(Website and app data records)
====================

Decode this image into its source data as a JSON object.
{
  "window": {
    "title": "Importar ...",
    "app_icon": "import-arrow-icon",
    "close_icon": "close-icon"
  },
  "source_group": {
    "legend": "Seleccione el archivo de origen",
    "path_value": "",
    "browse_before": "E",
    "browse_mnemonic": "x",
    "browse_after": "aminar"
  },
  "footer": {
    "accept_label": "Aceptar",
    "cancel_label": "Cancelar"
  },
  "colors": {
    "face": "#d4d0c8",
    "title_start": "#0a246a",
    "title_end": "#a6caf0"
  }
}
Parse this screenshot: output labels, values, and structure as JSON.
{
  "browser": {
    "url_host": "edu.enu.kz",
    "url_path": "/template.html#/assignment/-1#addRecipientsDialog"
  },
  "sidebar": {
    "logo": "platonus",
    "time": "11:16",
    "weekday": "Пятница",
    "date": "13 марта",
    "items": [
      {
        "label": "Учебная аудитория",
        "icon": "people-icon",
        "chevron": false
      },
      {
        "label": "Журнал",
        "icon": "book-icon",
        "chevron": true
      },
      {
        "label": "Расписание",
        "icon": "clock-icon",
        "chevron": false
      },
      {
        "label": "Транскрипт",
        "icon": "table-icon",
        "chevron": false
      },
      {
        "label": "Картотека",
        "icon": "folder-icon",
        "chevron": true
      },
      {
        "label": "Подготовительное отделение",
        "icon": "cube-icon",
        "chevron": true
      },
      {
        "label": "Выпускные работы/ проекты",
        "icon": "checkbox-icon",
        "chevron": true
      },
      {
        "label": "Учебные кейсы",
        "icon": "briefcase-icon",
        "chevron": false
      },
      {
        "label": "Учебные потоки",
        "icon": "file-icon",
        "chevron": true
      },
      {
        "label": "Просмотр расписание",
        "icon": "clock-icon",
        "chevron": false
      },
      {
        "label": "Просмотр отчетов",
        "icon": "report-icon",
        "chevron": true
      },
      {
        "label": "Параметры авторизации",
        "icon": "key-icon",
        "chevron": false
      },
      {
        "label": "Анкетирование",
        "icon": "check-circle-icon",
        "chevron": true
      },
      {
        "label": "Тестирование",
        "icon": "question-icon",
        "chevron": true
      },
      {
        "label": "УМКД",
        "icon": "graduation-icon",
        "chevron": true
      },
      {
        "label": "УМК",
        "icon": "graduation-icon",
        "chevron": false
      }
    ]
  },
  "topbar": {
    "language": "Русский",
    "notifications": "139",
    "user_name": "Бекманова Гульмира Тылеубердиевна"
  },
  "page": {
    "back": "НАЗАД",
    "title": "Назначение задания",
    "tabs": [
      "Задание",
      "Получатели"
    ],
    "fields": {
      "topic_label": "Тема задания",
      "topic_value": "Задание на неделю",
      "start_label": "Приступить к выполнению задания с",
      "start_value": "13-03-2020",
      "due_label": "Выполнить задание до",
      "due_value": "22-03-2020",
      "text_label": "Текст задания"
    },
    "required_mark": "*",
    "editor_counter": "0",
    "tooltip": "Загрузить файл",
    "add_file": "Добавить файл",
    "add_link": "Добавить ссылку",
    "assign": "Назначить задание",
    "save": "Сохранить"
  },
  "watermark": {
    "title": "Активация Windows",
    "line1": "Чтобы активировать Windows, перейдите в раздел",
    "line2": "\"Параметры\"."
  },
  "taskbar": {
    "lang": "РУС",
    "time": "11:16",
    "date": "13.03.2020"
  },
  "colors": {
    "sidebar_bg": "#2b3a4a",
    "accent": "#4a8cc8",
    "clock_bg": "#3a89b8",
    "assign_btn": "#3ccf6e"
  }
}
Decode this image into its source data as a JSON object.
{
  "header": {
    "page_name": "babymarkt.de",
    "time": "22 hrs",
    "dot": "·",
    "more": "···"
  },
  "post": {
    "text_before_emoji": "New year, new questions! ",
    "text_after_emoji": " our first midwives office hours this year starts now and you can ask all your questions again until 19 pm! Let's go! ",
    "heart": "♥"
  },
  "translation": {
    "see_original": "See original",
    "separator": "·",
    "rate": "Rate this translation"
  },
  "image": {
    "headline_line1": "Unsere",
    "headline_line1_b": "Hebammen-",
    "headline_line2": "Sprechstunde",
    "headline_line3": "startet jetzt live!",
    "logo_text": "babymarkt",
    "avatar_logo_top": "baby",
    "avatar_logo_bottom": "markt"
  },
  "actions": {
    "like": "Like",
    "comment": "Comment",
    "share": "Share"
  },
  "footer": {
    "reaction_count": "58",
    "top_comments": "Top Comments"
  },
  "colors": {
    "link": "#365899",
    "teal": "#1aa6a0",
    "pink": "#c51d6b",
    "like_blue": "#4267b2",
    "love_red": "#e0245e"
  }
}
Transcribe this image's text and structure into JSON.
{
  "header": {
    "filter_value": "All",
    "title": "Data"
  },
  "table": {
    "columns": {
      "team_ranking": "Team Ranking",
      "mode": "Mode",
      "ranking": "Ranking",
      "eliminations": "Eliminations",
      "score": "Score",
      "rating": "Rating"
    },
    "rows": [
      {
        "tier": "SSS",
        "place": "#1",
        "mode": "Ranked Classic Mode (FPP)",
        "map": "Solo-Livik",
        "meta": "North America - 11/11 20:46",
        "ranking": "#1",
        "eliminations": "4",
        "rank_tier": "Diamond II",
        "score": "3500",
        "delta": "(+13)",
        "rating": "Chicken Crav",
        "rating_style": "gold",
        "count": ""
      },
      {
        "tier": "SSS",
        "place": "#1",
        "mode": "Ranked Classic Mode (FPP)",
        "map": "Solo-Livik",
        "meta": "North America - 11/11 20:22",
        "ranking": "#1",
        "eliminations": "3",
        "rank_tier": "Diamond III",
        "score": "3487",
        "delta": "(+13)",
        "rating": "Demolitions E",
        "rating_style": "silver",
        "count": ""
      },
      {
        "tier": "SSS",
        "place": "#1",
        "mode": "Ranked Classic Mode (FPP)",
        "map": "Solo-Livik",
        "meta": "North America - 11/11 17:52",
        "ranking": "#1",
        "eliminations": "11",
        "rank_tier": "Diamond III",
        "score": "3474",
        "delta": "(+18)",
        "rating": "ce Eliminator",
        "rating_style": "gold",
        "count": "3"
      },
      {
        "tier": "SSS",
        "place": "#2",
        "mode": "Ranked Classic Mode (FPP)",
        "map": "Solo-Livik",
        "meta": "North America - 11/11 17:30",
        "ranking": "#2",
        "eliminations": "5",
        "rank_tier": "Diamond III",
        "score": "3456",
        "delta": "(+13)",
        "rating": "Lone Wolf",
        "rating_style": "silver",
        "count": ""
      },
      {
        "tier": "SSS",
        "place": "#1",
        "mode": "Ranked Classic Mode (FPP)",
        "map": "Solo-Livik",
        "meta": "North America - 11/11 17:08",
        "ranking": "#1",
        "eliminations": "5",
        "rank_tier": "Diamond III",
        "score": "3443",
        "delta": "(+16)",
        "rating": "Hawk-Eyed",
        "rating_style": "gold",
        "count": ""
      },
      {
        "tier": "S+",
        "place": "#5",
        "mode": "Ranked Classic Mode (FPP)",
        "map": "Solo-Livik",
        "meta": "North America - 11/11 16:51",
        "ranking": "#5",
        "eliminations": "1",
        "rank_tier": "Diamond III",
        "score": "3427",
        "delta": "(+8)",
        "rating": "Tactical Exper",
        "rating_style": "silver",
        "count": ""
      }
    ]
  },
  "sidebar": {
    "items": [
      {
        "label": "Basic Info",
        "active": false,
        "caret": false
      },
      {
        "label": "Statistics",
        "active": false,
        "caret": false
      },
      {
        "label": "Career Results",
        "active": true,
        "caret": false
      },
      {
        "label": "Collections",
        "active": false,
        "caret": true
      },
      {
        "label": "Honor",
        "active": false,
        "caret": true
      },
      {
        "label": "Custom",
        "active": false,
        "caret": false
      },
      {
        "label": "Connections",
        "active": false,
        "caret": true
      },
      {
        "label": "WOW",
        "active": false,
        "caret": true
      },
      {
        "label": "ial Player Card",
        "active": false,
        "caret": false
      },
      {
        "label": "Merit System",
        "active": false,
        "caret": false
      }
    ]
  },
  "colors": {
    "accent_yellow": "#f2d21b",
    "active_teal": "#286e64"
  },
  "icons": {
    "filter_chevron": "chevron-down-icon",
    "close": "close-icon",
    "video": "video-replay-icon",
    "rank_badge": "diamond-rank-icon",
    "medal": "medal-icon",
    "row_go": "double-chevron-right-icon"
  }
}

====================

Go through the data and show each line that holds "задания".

> [Answer to this exercise]
    "title": "Назначение задания",
      "topic_label": "Тема задания",
      "start_label": "Приступить к выполнению задания с",
      "text_label": "Текст задания"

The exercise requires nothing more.